EXERCISE DESCRIPTION: From the entries that follow, copy each line in which "badge" appears.

Saved data entries
——————

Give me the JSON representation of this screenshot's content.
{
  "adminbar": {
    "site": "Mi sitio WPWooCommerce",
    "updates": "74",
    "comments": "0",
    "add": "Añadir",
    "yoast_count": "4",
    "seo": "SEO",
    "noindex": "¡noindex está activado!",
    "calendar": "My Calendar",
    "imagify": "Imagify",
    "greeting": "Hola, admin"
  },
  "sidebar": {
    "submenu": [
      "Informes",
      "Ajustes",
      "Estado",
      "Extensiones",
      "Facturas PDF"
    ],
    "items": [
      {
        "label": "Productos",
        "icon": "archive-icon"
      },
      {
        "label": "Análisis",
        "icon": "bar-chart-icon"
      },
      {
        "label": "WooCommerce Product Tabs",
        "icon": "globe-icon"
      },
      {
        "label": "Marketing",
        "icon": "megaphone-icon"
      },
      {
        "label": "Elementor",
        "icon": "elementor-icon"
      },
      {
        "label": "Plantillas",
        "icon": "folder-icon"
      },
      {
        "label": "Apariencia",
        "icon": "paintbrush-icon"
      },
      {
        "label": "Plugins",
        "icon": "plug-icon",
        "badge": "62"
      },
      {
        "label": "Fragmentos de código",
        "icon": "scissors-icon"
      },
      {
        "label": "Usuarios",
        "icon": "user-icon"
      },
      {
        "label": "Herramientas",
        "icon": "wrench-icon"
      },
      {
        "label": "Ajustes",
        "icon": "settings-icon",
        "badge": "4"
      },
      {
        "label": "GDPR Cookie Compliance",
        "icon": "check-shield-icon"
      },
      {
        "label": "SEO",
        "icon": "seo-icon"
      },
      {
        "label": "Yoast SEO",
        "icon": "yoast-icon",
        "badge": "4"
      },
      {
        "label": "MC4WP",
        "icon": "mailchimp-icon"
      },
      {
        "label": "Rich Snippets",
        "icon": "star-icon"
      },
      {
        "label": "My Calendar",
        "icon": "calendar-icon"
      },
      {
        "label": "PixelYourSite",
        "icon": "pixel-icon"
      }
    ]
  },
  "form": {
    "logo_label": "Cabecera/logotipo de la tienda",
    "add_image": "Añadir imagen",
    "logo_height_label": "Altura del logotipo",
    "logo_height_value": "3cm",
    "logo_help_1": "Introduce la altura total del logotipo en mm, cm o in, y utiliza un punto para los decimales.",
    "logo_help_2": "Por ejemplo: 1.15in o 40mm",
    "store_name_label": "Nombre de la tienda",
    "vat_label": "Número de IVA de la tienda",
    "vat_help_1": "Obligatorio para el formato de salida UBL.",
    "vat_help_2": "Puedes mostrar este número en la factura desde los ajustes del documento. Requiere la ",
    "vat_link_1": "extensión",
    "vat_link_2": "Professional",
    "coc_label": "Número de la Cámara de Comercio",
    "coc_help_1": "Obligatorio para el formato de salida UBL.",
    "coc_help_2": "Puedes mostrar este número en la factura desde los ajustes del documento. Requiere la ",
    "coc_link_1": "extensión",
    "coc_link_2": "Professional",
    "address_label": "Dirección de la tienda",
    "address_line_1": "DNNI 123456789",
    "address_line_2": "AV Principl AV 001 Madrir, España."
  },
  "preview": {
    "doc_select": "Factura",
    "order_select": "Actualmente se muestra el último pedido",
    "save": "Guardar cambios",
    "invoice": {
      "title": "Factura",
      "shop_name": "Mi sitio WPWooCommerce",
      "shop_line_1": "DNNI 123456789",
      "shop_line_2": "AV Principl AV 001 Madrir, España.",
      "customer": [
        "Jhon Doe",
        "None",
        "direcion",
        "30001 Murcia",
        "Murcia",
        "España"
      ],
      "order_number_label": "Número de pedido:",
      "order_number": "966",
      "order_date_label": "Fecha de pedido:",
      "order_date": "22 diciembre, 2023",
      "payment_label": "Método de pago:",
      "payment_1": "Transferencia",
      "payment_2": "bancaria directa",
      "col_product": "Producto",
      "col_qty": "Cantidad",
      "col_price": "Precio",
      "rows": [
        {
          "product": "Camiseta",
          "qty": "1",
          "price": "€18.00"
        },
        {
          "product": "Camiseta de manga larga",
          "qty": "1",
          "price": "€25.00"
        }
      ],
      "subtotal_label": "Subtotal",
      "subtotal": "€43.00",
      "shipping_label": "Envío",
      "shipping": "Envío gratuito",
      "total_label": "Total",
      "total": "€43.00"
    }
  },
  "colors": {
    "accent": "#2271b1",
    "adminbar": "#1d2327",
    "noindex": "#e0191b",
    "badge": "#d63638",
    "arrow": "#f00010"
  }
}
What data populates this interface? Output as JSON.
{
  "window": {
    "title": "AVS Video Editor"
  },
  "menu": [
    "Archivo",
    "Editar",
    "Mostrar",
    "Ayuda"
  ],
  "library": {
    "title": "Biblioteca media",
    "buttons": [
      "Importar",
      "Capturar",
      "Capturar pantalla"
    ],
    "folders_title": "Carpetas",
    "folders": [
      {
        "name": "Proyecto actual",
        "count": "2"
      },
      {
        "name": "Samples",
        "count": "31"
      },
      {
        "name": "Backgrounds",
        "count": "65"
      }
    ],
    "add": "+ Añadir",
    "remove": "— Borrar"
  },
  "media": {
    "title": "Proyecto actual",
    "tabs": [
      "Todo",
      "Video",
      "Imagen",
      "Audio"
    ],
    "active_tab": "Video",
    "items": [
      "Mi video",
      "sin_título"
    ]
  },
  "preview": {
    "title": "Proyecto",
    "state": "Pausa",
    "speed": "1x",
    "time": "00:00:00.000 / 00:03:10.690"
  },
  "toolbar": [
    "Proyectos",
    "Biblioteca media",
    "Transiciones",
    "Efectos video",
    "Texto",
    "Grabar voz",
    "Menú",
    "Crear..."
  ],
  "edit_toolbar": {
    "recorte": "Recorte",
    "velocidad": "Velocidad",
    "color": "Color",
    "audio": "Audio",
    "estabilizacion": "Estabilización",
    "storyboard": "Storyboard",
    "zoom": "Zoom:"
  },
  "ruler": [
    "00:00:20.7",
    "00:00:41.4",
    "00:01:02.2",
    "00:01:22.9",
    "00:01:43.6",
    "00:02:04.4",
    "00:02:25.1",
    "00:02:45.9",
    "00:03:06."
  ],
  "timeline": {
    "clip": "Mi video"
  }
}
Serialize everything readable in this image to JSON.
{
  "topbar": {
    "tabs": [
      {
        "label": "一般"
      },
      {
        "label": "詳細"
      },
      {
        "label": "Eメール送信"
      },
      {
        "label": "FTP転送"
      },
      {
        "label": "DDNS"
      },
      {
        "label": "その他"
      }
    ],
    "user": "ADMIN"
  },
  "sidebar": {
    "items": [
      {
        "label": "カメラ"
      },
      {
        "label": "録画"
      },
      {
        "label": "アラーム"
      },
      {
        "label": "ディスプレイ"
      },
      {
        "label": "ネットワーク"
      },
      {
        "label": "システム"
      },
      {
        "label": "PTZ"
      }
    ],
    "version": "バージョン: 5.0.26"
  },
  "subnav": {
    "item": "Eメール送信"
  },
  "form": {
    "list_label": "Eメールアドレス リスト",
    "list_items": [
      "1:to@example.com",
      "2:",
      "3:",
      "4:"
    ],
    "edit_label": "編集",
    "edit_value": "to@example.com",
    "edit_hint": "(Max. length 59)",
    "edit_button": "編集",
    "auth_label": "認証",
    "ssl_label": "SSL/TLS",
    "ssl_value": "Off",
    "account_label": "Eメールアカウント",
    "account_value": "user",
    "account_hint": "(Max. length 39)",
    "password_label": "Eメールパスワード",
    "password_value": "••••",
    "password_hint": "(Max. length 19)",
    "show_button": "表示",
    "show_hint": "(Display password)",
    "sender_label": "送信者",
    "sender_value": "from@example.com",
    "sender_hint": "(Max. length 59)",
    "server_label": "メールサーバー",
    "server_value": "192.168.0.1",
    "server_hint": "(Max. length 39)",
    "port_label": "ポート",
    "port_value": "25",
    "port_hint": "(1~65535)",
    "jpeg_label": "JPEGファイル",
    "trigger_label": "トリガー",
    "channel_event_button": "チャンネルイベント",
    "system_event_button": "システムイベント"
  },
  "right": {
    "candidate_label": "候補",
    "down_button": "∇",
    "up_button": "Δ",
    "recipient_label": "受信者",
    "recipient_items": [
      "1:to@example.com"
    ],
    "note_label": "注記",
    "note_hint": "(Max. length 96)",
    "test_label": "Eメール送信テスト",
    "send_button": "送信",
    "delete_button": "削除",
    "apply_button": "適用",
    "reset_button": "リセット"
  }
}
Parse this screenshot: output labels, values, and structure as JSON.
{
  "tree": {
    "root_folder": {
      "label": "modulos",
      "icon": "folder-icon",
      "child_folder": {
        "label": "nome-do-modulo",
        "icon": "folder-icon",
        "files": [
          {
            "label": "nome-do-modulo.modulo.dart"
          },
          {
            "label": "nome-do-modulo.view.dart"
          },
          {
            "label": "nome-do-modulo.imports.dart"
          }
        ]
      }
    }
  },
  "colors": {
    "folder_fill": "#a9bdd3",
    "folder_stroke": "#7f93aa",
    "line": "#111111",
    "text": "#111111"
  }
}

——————

RESPONSE TO THE TASK:
        "badge": "62"
        "badge": "4"
        "badge": "4"
    "badge": "#d63638",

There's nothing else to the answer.